Tim Mask, founder and director of the Mississippi Brain Drain Commission, is working on a “brain drain” bill for this upcoming legislative session to try to keep college-educated citizens in the state. Photo courtesy Maris West and Baker
Mississippians are looking for ways to solve the state's "brain drain" issue—the exodus of college graduates due to a perceived lack of jobs and little incentive to stay.
Tim Mask is the founder and director of the Mississippi Brain Drain Commission, who is dedicated to "keeping Mississippi's intellectual capital in Mississippi." He is working on getting the brain-drain bill—which gives students a reason to take a job in the state after college—on the agenda in the 2015 legislative session.
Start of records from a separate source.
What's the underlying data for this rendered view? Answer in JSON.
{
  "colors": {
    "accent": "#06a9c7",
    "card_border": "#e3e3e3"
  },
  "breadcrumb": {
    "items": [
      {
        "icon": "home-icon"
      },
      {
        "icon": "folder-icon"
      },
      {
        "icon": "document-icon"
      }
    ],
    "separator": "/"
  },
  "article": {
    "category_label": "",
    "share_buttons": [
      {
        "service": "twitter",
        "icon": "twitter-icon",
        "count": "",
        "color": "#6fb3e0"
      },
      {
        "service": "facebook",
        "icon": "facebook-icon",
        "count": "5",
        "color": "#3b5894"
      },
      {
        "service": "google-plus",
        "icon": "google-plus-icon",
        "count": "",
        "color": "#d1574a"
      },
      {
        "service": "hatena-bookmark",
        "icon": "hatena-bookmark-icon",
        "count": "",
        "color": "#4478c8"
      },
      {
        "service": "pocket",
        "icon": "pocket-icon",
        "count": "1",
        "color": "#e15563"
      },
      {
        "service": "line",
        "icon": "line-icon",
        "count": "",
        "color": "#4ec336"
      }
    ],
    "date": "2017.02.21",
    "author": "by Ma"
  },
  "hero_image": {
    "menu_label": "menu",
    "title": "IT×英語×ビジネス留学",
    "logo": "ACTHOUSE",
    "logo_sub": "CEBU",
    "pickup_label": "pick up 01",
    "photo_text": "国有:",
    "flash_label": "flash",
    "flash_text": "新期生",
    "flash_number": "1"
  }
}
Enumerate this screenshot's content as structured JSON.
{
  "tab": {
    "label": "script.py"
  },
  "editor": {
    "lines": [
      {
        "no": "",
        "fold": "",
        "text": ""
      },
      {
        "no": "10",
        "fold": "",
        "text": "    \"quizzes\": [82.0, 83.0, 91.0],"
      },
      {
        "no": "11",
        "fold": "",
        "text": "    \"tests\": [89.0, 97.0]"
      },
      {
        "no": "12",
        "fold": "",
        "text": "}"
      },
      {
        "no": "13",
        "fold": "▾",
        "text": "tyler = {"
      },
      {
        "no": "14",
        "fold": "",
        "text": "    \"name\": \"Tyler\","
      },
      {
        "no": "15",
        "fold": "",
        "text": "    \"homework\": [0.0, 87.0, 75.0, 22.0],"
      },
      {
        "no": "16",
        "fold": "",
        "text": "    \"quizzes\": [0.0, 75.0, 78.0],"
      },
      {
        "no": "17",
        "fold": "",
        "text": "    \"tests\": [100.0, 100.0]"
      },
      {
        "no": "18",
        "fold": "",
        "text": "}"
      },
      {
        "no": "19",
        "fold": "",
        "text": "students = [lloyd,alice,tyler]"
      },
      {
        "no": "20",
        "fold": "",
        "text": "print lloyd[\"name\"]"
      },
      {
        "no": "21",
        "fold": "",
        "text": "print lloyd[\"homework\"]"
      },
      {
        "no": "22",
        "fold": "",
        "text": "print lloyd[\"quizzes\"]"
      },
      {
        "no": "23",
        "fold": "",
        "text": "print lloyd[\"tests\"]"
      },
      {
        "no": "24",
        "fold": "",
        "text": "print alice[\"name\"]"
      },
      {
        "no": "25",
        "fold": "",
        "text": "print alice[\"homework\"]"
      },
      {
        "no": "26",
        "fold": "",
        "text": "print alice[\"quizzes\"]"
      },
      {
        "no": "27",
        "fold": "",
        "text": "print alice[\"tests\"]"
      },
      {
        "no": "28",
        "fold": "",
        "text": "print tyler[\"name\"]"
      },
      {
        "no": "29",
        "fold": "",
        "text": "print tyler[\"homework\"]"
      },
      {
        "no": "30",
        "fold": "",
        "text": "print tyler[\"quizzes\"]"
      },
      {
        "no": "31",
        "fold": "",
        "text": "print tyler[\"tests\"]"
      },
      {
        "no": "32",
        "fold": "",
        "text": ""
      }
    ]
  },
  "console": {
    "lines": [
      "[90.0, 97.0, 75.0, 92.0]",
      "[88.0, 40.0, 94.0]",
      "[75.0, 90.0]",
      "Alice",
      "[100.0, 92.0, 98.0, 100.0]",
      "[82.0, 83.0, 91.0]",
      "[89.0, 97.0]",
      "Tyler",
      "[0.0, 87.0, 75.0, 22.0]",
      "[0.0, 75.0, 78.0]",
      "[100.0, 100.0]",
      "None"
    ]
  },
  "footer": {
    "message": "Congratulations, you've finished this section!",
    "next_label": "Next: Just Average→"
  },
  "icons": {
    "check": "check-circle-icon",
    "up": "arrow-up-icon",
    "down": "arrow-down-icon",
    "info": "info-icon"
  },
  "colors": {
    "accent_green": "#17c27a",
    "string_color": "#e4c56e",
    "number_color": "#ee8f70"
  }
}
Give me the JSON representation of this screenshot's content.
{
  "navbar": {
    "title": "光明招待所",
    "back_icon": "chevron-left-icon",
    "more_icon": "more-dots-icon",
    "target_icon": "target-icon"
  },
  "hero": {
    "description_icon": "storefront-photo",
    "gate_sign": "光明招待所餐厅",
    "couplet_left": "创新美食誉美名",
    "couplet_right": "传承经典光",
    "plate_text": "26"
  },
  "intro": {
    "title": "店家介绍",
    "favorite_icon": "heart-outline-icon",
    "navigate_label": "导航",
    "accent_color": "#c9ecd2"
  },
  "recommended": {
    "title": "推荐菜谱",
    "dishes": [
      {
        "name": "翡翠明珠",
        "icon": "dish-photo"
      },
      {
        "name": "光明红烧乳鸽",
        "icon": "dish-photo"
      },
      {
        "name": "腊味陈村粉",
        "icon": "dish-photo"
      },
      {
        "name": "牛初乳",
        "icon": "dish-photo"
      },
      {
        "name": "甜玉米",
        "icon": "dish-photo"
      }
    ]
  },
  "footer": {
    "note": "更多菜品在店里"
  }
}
Hank Bounds, Mississippi Institutions of Higher Learning commissioner, recognizes education attainment as one of the state's greatest needs and essential to its economic prosperity. Mississippi must gain more college-educated citizens, which means state leaders need to find a way not only to increase college attendance and graduation rates but also to retain college graduates already in Mississippi.
Right now, Mississippi is a net exporter of people with college degrees, which means more college-educated people are leaving the state than coming in.
While the language in the bill has not been finalized, it does not yet to appear controversial. The bill is projected to offer a 100-percent tax credit for up to five years to individuals who graduate from a Mississippi school with a four-year or greater degree and take a qualifying job in the state that requires the degree the student has received.
Mask said this tax credit would give Mississippians entering the workforce a 5 percent income boost—enough incentive, he believes, to keep them in the state. Mask also said the bill would not place any burden on an employer.
Rep. Chuck Espy, D-Clarksdale, is a likely sponsor for the bill. He is a supporter of the initiative's objective, considering that Mississippi, he says, has a difficult time attracting new families to the state.
Espy said other states such as Maine have implemented similar incentives, which are models for Mississippi's effort. "We're contacting them now," Espy said, adding that he wants the process to be collaborative.
"We want as many lawmakers to have input in the final draft of what should be presented to the entire body, but it seems like its garnered a lot of attention, from people from analysts, economists from Millsaps (College)," Espy said.
Ultimately, Mask said, the result should be a net gain for state revenues because the students using the tax credit will be paying sales tax and generally stimulating the Mississippi economy as opposed to if they lived in another state. Common sense tells Espy that once a person places roots in a state, they generally stay, which means that those Mississippians will eventually pay more into taxes as they continue working here and become more established.
Mask said sponsors of the bill are seeking advice from economists and researching the best possible methods to keep college-educated citizens in the state.
"There's always a chance it's not going to work, which is fine," Mask said. "But what we've accomplished is getting a dialogue started."